6. Light reading is OK but should be done outside the bedroom. 
7. Avoid caffeine in the late afternoon. If you are getting high-quality sleep then caffeine can be avoided all together and you won't feel a need for it in the morning. 
8. Avoid working out immediately before bed. 
9. Be mindful of what you are eating and drinking as well prior to going to bed. 
10. Avoid alcohol late in the evening. Although alcohol has a relaxing and sedative effect it can also lead to nighttime awakening due to sympathetic activation. Drinking any fluid in high amounts even water prior to going to sleep will also likely awaken you frequently to use the bathroom. I avoid high-calorie meals as well, especially meals high in carbohydrate and opt for a small nutrient-dense high protein beverage. 
Remember consistency is what is needed to be successful in sport. Consistent high-quality sleep is the most important restorative technique and should be treated as such.

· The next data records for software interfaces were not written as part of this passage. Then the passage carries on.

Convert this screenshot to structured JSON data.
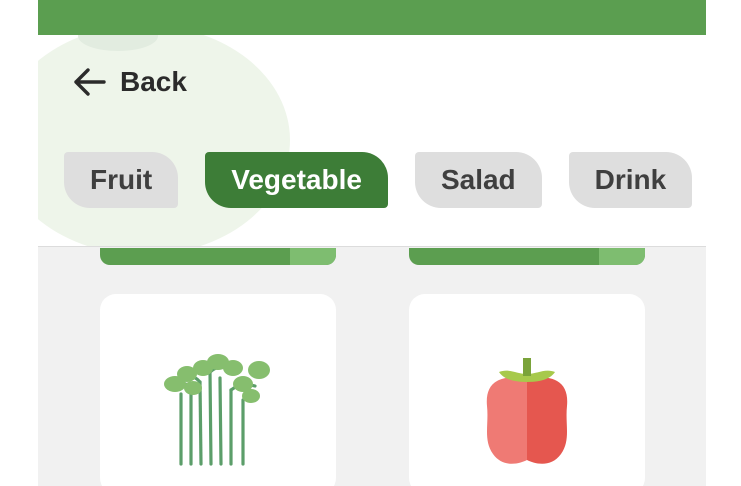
{
  "header": {
    "back_label": "Back"
  },
  "tabs": [
    {
      "label": "Fruit",
      "active": false
    },
    {
      "label": "Vegetable",
      "active": true
    },
    {
      "label": "Salad",
      "active": false
    },
    {
      "label": "Drink",
      "active": false
    }
  ],
  "items": [
    {
      "icon": "microgreens-icon"
    },
    {
      "icon": "bell-pepper-icon"
    }
  ],
  "colors": {
    "status_bar": "#5b9e50",
    "active_tab": "#3d7d37",
    "inactive_tab": "#dedede",
    "background": "#f1f1f1"
  }
}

Christopher Breen, PA-C, ACSM EP-C is a Certified Physician Assistant specializing in sports medicine and orthopaedics, a Certified Exercise Physiologist by The American College of Sports Medicine and a USA Triathlon Level I Certified Coach. He is the founder and head coach of ARIA Endurance Coaching LLC and also works at Winthrop Orthopaedic Assoc., PC in Long Island, New York. He can be reached at and

The views expressed in this article are the opinion of the author and not necessarily the practices of USA Triathlon. Before starting any new diet or exercise program, you should check with your physician and/or coach.